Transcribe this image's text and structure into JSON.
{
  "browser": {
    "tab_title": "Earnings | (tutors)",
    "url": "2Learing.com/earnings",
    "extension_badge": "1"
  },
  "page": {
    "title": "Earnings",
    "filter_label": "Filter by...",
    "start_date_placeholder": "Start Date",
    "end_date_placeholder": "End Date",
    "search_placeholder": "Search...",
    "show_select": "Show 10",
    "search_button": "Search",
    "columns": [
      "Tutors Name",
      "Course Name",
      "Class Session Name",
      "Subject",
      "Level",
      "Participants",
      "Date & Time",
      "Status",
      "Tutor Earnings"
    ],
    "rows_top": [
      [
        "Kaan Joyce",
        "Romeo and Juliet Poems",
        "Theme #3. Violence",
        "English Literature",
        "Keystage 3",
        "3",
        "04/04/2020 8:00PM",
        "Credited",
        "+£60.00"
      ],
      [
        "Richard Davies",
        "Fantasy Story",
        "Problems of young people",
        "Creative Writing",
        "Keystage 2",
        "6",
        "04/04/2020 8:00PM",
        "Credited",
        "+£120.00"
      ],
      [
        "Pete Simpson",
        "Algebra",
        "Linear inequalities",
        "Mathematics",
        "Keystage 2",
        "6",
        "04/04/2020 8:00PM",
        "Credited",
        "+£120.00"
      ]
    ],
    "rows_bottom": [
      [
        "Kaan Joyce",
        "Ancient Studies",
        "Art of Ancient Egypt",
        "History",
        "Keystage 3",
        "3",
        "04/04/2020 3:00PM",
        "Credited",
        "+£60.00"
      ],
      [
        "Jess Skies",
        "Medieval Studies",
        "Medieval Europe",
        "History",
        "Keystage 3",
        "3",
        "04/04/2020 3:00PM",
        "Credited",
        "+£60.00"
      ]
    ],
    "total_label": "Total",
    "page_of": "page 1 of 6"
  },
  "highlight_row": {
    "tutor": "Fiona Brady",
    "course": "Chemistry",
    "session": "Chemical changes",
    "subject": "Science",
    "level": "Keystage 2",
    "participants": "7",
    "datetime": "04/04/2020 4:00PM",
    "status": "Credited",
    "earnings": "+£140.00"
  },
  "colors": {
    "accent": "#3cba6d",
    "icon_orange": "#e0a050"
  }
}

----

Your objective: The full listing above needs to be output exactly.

Solution below:
Transcribe this image's text and structure into JSON.
{
  "browser": {
    "tab_title": "Earnings | (tutors)",
    "url": "2Learing.com/earnings",
    "extension_badge": "1"
  },
  "page": {
    "title": "Earnings",
    "filter_label": "Filter by...",
    "start_date_placeholder": "Start Date",
    "end_date_placeholder": "End Date",
    "search_placeholder": "Search...",
    "show_select": "Show 10",
    "search_button": "Search",
    "columns": [
      "Tutors Name",
      "Course Name",
      "Class Session Name",
      "Subject",
      "Level",
      "Participants",
      "Date & Time",
      "Status",
      "Tutor Earnings"
    ],
    "rows_top": [
      [
        "Kaan Joyce",
        "Romeo and Juliet Poems",
        "Theme #3. Violence",
        "English Literature",
        "Keystage 3",
        "3",
        "04/04/2020 8:00PM",
        "Credited",
        "+£60.00"
      ],
      [
        "Richard Davies",
        "Fantasy Story",
        "Problems of young people",
        "Creative Writing",
        "Keystage 2",
        "6",
        "04/04/2020 8:00PM",
        "Credited",
        "+£120.00"
      ],
      [
        "Pete Simpson",
        "Algebra",
        "Linear inequalities",
        "Mathematics",
        "Keystage 2",
        "6",
        "04/04/2020 8:00PM",
        "Credited",
        "+£120.00"
      ]
    ],
    "rows_bottom": [
      [
        "Kaan Joyce",
        "Ancient Studies",
        "Art of Ancient Egypt",
        "History",
        "Keystage 3",
        "3",
        "04/04/2020 3:00PM",
        "Credited",
        "+£60.00"
      ],
      [
        "Jess Skies",
        "Medieval Studies",
        "Medieval Europe",
        "History",
        "Keystage 3",
        "3",
        "04/04/2020 3:00PM",
        "Credited",
        "+£60.00"
      ]
    ],
    "total_label": "Total",
    "page_of": "page 1 of 6"
  },
  "highlight_row": {
    "tutor": "Fiona Brady",
    "course": "Chemistry",
    "session": "Chemical changes",
    "subject": "Science",
    "level": "Keystage 2",
    "participants": "7",
    "datetime": "04/04/2020 4:00PM",
    "status": "Credited",
    "earnings": "+£140.00"
  },
  "colors": {
    "accent": "#3cba6d",
    "icon_orange": "#e0a050"
  }
}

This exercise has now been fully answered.